Bullying has affected one in six teens aged 15 to 19 in greater Geelong during the past 12 months, according to a recent national survey.
Of those, almost nine in 10 reported the bullying occurred at school, TAFE or university while more than a quarter suffered bullying online.
Four in 10 of 208 Geelong respondents reported witnessing bullying in the past year in Mission Australia’s 18th annual youth survey.
The survey, which had more than 25,000 respondents nationally, questioned teens on bullying for the first time this year.
“Our youth survey confirms a concerning level of bullying which young people are experiencing or witnessing,” said Michele Leonard, the organisation’s Victorian leader.
“This is unacceptable. Bullying can cause and intensify mental health concerns, which can have potentially harmful and lasting effects on the lives of young people.
“These findings indicate that there is clearly a pressing need for better investment in programs and initiatives that promote mental health and wellbeing and combat bullying.
“A greater focus on prevention and early intervention is also needed.”
Greater Geelong teens identified mental health (40.8 per cent), the environment (34.2 per cent) and alcohol and drugs (29.1 per cent) as the top issues in Australia.
“Young people are very much aware of their own mental health and they can see it is a predominant issue here in greater Geelong and right across Australia,” Ms Leonard said.
“These results also show us that young people in greater Geelong and right across Australia are deeply concerned about a range of important issues.

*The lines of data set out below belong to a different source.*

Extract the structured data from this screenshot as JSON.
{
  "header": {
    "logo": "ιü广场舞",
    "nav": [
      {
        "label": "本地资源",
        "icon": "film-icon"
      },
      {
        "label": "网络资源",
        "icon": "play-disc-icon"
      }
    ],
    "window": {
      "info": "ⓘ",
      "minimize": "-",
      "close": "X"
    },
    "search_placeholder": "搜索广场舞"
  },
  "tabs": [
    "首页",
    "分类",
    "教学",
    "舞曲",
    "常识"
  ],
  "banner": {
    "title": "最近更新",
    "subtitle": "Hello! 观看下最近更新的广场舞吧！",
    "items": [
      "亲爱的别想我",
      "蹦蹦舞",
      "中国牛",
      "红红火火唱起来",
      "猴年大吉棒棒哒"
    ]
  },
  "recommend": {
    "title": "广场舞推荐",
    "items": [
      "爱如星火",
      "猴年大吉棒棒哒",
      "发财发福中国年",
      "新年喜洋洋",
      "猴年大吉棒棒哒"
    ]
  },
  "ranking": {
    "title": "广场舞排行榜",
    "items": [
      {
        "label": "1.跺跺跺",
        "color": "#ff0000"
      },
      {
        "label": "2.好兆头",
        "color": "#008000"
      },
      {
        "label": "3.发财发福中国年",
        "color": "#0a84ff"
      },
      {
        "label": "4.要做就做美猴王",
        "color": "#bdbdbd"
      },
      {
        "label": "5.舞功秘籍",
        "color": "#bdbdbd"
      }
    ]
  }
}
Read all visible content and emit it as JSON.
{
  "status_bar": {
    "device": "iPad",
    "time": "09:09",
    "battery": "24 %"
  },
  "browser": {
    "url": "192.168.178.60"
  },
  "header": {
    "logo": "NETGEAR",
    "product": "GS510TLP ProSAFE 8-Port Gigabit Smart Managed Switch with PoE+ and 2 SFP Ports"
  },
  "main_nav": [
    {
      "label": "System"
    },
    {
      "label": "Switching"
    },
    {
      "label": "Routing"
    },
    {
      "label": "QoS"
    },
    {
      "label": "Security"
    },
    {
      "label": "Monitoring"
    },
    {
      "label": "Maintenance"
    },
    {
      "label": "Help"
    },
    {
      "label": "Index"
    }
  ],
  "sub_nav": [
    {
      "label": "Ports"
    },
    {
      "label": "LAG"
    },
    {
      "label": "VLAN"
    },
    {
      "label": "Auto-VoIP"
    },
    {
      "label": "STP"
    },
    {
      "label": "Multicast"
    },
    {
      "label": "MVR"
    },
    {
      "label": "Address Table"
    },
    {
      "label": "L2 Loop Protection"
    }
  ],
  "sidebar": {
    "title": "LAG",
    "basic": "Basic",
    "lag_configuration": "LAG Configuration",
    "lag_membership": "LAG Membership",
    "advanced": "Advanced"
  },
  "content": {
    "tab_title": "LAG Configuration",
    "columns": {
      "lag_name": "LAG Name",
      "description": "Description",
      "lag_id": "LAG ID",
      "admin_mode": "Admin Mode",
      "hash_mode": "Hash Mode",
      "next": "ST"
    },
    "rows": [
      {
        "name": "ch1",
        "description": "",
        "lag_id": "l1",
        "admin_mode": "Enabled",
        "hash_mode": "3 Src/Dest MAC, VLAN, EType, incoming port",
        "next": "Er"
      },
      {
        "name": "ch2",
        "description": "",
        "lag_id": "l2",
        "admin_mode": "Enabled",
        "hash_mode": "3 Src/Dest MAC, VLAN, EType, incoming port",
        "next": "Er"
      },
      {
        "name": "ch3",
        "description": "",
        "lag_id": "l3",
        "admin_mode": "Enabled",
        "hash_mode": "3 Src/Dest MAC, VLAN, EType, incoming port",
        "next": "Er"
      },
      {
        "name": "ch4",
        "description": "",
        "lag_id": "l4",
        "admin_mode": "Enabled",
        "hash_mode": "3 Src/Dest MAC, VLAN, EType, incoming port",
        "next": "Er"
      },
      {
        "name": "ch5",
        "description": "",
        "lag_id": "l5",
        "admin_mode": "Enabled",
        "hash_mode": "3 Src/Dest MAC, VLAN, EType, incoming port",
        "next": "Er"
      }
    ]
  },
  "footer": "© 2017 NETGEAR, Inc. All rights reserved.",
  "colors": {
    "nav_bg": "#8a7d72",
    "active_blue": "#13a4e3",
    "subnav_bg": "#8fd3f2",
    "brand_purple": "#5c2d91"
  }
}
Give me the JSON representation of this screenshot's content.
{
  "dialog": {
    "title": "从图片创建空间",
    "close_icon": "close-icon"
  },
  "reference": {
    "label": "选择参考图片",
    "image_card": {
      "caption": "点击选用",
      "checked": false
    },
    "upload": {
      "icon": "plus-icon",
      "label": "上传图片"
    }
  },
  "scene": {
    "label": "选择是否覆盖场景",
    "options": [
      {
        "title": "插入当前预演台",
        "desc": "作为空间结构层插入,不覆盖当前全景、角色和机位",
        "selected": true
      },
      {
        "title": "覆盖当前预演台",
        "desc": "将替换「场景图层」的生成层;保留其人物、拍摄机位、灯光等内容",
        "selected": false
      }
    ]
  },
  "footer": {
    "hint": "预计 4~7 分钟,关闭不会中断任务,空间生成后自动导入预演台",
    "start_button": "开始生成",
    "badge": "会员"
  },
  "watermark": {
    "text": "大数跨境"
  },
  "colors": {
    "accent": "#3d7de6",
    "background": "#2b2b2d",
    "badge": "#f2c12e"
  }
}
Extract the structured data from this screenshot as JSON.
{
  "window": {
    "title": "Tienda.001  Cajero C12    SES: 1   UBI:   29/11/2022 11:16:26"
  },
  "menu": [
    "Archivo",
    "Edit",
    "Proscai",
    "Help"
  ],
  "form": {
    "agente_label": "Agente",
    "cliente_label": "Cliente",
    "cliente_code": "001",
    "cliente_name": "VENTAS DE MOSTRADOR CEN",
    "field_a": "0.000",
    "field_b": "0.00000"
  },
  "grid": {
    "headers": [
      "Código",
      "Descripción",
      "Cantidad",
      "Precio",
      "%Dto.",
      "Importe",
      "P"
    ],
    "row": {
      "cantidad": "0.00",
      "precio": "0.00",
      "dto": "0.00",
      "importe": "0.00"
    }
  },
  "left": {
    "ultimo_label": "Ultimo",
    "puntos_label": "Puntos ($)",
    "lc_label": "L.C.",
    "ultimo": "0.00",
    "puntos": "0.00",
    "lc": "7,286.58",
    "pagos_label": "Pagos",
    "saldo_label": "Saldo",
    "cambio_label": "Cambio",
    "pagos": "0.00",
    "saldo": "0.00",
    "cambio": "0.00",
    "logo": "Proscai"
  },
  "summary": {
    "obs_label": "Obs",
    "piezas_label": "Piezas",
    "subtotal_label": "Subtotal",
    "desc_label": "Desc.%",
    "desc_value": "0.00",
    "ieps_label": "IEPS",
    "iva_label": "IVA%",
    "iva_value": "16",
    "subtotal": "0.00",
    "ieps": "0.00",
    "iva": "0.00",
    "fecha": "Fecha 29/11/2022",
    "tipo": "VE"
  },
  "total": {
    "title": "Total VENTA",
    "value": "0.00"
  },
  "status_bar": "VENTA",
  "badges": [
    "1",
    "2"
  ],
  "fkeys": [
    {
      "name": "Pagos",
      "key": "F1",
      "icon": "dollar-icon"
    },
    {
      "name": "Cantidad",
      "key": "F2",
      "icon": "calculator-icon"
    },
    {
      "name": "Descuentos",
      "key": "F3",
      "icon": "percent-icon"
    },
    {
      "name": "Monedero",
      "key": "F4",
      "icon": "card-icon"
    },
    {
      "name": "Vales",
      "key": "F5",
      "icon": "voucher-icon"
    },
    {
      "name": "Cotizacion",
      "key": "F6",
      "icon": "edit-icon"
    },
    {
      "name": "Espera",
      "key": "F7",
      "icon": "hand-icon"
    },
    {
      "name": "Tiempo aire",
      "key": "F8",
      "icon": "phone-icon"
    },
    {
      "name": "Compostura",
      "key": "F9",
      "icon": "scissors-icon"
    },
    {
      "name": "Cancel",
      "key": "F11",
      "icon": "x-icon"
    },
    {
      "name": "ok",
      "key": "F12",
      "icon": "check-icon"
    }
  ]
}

“The growing public dialogue and experience of issues, such as climate change concern, extreme weather events, bushfires and drought, are clearly affecting young people’s view of Australia.
“Feeling overlooked is perhaps inspiring young people to look for other ways to be heard, such as climate strikes.
“It’s important that all young people have opportunities and forums available to them so they can share their voice and shape public affairs and policy.
“Young people’s concerns must be heeded when forming policies that affect their lives and their futures.”
The top four ‘personal concerns’ for young people in greater Geelong also related closely to mental health, Ms Leonard said.
Geelong teens identified coping with stress (51.9 per cent), mental health (40.8 per cent), school or study problems (35.3 per cent) and body image (33.5 per cent) most pressing personal concerns.
“It’s vital that young people are part of the design of programs or services for young people,” Ms Leonard.
“They are, after all, the experts in what works best to address their needs or concerns.”